Americans tend to view foreign entanglements through the lens of the Vietnam War. Even then, media manipulation of the ramifications of such events at the 1968 Tet Offensive have distorted the American public’s ability to judge success and failure overseas with a necessary degree of precision.

The gains made by the forces of democracy in Libya show that the Western World can advance the cause of liberty, equality and brotherhood without having to resort to overwhelming force.

Even if direct and aggressive intervention is required—as it was in the case of the Korean War—such intervention does not guarantee automatic tragedy, loss of civil liberties and a decline in the standard of living.

Such fears are merely boogiemen deployed by certain interest groups to deny America and the Western World the barest courtesy of open debate on the merits of an interventionist foreign policy.
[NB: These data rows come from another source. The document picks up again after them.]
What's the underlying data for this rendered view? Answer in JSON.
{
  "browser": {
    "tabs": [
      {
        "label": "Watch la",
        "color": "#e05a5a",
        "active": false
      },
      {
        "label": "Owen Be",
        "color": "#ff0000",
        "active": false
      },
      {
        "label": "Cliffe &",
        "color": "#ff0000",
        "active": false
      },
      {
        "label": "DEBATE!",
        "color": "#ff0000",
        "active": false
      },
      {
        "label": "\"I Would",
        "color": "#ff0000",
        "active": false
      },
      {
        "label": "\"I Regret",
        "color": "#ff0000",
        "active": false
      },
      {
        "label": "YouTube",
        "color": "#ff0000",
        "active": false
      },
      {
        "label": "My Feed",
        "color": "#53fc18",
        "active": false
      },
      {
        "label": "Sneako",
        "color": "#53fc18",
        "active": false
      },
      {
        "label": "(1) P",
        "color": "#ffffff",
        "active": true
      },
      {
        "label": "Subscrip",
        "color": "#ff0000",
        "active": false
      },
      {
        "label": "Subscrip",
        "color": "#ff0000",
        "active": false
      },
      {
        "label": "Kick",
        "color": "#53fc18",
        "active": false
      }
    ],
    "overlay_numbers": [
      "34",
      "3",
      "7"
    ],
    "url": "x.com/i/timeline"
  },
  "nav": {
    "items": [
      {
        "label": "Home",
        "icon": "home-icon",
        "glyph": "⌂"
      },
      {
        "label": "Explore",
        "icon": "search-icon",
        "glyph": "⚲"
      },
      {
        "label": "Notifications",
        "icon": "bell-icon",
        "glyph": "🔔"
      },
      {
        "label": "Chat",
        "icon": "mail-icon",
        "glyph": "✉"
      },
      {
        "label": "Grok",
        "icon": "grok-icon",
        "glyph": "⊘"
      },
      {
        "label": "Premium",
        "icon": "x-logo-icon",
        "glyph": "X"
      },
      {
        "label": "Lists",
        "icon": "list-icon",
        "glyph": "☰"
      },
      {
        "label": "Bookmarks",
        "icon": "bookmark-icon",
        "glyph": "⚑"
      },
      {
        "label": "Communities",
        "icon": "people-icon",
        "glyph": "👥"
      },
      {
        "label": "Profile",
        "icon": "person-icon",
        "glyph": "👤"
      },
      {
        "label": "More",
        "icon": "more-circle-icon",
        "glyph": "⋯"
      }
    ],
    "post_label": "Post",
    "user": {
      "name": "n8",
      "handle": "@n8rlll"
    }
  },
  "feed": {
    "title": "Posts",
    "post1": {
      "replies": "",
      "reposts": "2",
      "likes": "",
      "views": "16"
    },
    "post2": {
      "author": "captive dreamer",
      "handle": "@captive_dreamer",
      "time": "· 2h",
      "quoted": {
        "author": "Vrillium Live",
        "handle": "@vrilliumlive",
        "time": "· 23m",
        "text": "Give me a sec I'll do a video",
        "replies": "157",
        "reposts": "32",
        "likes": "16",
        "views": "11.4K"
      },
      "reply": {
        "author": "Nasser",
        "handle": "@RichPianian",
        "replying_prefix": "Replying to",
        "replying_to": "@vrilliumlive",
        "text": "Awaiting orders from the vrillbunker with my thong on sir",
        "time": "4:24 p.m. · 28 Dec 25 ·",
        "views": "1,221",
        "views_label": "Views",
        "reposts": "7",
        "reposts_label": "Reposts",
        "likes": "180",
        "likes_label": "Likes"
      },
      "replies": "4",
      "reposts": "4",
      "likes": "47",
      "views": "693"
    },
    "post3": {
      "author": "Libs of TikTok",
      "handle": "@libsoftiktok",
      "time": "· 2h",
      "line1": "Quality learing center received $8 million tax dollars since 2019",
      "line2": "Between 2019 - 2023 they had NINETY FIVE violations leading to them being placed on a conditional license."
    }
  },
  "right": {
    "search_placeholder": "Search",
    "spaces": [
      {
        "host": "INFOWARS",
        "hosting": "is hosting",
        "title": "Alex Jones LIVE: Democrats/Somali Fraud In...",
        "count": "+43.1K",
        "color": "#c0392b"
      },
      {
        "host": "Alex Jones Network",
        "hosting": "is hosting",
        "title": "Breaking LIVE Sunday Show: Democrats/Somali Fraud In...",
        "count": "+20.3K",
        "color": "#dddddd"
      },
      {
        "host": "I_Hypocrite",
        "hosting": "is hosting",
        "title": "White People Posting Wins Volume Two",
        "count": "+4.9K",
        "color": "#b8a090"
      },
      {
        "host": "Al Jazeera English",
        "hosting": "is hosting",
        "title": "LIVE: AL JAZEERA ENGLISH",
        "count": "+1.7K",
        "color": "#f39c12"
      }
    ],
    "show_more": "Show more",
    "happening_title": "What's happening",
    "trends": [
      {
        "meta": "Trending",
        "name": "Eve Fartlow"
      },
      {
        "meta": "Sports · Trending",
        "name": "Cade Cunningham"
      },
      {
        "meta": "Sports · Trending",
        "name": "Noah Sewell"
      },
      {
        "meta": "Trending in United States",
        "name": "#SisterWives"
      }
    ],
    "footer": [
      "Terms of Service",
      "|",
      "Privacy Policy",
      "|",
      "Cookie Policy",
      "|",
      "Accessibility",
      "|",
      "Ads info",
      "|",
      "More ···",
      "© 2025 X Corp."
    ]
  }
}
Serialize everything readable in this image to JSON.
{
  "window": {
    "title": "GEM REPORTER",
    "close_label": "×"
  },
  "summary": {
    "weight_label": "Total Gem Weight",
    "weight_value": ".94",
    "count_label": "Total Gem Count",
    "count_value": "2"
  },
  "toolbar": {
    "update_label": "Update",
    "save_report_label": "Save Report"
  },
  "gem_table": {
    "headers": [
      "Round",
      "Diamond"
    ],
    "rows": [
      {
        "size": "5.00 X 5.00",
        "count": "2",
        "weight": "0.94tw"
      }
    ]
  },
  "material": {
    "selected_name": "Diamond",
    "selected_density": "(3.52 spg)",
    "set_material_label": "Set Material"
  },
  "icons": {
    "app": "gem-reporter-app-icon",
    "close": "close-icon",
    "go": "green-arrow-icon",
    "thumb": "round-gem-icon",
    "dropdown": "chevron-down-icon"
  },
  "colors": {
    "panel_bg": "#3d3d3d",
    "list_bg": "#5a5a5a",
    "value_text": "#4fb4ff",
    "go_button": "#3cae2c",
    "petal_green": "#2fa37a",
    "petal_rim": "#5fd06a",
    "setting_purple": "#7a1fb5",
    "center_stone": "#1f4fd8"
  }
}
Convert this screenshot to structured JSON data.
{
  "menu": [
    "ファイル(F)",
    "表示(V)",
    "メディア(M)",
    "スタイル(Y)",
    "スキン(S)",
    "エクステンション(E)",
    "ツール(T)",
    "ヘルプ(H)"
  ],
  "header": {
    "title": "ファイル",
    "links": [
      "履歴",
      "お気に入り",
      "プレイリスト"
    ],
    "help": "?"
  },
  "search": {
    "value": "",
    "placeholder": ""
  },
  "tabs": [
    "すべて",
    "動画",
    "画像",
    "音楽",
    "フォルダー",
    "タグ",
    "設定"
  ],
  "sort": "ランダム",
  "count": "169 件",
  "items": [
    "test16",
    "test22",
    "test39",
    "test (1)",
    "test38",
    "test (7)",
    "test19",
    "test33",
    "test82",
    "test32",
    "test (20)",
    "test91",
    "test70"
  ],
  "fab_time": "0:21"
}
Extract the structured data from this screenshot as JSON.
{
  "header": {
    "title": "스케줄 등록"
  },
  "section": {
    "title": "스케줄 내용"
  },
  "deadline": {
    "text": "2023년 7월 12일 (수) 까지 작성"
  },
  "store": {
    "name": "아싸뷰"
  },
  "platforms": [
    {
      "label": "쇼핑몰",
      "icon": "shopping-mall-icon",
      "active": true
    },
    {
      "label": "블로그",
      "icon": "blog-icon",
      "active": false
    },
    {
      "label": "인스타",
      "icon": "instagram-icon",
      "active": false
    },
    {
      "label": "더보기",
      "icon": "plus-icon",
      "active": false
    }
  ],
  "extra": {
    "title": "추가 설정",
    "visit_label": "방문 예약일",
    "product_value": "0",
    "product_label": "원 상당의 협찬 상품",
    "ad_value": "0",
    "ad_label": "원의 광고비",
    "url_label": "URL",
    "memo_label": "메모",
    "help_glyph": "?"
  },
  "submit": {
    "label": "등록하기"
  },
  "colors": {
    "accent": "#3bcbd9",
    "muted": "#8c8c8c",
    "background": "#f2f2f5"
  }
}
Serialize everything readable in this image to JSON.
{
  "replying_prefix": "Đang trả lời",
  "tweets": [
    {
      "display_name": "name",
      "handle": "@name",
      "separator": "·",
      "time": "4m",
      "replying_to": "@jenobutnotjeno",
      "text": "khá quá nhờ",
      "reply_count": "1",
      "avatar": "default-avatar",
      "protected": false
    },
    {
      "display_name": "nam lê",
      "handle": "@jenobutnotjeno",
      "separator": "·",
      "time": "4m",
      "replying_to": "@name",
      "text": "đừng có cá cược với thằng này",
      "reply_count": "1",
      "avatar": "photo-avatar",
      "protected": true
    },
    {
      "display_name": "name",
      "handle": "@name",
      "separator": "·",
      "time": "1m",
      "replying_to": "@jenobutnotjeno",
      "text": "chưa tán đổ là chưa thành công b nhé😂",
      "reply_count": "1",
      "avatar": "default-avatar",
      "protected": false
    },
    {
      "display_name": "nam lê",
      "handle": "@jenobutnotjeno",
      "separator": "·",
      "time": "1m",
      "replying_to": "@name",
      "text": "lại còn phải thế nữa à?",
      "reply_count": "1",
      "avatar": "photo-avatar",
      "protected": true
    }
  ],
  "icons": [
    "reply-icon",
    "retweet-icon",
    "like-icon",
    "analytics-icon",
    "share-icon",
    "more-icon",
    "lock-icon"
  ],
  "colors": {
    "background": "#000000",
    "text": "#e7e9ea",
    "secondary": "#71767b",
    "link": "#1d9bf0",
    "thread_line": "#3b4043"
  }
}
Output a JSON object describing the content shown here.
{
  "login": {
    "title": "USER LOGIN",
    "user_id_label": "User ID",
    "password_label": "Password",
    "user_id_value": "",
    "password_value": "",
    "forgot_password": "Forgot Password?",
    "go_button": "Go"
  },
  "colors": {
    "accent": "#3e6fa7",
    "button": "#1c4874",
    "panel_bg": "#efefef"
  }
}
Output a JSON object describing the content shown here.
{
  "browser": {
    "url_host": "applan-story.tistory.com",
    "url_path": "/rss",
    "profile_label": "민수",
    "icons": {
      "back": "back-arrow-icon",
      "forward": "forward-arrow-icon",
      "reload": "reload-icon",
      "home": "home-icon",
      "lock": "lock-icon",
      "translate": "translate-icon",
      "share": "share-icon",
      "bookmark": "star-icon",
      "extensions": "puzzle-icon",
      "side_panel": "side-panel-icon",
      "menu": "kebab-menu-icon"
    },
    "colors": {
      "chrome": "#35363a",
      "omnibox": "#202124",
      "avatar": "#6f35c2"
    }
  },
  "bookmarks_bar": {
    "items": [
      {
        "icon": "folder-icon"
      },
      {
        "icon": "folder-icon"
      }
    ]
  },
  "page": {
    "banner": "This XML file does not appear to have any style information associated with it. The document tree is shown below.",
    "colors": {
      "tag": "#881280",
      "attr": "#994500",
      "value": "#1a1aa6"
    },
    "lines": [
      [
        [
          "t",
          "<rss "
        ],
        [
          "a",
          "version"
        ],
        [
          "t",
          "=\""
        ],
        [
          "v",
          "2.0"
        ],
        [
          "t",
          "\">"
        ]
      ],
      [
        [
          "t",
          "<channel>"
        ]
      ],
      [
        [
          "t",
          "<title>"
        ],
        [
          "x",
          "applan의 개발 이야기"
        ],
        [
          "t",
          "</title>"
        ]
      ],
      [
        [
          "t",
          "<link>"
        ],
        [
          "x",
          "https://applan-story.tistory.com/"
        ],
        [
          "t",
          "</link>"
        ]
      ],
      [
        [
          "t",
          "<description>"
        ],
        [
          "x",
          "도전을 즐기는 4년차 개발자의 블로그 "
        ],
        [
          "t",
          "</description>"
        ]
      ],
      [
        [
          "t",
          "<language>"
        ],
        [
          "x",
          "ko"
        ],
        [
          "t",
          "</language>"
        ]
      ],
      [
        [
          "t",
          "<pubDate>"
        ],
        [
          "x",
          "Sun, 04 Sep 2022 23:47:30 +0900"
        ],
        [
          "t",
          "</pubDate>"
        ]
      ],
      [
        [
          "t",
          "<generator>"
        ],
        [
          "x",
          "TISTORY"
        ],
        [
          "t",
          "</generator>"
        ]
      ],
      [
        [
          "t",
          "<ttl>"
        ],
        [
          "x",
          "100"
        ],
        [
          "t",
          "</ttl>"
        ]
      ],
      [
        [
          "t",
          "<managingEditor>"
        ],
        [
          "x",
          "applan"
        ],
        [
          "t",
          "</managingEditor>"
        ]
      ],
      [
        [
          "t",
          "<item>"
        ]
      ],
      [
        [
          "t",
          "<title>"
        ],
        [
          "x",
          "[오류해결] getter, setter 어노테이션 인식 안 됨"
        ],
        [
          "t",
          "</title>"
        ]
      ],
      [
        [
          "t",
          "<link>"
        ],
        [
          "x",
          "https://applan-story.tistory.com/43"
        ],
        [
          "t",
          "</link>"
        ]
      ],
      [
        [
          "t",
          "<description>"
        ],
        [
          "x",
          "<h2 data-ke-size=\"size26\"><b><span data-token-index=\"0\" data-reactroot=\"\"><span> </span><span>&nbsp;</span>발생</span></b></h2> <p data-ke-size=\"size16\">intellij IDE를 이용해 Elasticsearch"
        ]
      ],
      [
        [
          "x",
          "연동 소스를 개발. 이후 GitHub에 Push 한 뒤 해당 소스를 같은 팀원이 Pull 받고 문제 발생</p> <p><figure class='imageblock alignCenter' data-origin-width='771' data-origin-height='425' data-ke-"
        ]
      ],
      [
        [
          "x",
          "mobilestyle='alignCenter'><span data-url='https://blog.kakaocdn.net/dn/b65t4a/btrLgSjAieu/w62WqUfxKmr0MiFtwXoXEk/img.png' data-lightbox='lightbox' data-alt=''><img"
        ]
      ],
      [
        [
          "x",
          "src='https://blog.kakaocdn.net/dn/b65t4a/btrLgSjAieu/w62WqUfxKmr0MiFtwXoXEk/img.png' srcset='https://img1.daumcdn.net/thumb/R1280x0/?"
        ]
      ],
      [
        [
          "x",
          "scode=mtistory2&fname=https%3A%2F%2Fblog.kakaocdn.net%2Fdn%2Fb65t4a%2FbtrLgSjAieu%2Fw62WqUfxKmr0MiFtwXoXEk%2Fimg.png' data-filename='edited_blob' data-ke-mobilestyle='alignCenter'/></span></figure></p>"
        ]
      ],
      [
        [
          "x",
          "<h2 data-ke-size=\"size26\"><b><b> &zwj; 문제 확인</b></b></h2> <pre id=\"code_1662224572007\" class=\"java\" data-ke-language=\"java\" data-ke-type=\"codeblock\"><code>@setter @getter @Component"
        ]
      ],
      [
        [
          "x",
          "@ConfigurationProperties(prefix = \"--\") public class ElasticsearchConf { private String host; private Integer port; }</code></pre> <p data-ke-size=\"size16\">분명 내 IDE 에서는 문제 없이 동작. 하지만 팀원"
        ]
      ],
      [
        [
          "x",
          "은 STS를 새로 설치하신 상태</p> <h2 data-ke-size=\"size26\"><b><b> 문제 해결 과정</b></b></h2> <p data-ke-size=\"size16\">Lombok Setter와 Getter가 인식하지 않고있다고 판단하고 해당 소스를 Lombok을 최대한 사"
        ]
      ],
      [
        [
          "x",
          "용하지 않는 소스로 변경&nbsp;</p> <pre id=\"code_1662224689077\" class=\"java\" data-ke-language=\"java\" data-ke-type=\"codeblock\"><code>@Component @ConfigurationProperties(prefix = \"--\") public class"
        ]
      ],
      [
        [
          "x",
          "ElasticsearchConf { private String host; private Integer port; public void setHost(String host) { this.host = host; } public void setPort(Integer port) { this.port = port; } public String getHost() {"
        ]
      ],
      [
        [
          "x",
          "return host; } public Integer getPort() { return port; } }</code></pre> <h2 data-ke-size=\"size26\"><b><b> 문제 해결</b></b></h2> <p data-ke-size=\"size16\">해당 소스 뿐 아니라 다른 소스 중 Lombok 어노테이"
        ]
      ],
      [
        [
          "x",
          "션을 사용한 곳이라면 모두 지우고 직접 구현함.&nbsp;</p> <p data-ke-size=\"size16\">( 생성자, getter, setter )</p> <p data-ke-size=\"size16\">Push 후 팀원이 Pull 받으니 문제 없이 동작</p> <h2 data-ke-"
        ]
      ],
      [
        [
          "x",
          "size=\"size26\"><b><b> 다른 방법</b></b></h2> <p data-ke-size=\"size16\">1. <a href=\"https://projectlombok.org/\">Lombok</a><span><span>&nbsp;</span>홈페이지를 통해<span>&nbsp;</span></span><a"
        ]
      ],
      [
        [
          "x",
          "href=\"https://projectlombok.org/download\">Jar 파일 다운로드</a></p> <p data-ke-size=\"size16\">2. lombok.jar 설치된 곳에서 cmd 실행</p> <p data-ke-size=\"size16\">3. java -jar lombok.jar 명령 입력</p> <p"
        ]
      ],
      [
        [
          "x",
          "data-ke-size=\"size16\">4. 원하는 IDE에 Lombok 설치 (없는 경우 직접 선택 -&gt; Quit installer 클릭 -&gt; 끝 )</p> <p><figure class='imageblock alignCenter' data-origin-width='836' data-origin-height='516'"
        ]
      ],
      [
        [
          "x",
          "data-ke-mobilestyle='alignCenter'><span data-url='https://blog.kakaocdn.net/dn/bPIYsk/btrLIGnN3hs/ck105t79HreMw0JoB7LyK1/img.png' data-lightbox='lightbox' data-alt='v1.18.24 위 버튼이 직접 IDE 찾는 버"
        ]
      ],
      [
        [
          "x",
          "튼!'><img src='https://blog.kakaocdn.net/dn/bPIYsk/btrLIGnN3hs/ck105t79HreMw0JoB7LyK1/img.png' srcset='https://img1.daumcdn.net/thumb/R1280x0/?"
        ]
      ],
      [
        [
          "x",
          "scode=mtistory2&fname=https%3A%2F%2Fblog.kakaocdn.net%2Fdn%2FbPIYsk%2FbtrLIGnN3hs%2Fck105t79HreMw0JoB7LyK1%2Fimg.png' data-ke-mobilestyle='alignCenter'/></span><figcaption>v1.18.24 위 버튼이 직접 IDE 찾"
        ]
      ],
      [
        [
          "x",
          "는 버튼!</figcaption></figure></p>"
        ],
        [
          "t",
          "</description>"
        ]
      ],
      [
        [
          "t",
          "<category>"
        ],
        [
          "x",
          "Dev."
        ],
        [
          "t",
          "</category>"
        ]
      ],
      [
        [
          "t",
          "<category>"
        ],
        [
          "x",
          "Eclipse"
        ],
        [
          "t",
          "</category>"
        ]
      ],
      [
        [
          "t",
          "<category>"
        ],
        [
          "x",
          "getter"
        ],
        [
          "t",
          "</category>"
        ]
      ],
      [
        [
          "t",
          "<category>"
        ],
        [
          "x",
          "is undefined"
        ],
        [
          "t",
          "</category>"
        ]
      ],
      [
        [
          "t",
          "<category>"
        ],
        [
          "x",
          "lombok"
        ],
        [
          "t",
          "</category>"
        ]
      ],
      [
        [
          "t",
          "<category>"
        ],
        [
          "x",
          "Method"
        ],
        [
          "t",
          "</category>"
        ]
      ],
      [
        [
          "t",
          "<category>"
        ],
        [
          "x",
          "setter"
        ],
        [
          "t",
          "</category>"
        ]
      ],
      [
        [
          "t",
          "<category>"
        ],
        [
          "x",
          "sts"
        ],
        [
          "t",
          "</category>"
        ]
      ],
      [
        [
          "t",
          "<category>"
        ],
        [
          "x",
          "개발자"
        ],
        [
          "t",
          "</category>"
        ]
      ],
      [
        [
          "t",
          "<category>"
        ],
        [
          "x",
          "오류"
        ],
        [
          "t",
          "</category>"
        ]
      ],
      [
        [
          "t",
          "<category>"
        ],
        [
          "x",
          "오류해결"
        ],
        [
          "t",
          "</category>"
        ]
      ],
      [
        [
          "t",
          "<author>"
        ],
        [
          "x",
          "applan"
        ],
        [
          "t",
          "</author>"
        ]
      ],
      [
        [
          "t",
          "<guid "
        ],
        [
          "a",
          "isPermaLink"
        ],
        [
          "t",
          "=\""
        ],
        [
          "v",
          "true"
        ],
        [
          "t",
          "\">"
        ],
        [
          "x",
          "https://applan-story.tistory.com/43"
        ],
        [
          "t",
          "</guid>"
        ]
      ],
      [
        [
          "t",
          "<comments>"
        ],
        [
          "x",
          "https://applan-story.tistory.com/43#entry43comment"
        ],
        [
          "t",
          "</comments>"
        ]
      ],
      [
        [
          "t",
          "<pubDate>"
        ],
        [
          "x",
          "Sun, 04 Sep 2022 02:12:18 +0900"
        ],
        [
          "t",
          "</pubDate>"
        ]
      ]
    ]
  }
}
Such propaganda was used to great effect in the Vietnam War. The insurgency in South Vietnam—the famed Viet Cong—had been broken in the Tet Offensive, the North Vietnamese Army was shattered by American firepower and yet Hanoi’s propaganda was able to sap American patience and thus her will to fight.

After 1973, the United States began to halt the necessary aid—air support, maintenance support—required by the South Vietnamese to continue the war. Military historians contend that as long as the Army of the Republic of Vietnam was given material aid; the thousands of US troops deployed to Vietnam could have been brought home with no adverse effect to the war effort.

Instead, the US Congress stopped military aid to the South and the North Vietnamese—with a generous helping of Soviet and Chinese aid—overran the South to the determent of democracy.

The same mistake should not be made in Libya. America should commit to aiding the Libyan Transitional Council’s quest to bring popular rule to that North African nation.

We should not be haunted by the ghosts of the past, rather we should ensure that their lives were not shed in vain. An isolationist, non-interventionist stance is unwise to embark upon in an increasingly globalized society.

When Washington wrote his Farewell Address cautioning the infant Republic from engaging in foreign entanglements, America could afford to be an island unto itself. A decade later the United States Navy was patrolling the waters of the Mediterranean, actively intervening to stop the Barbary States from plundering our commerce, an act which proved that our First President’s wisdom was not infallible.

Now we face our own Barbary Coast crisis and we ought to highly resolve to redouble our efforts in the defense of democratic principles abroad.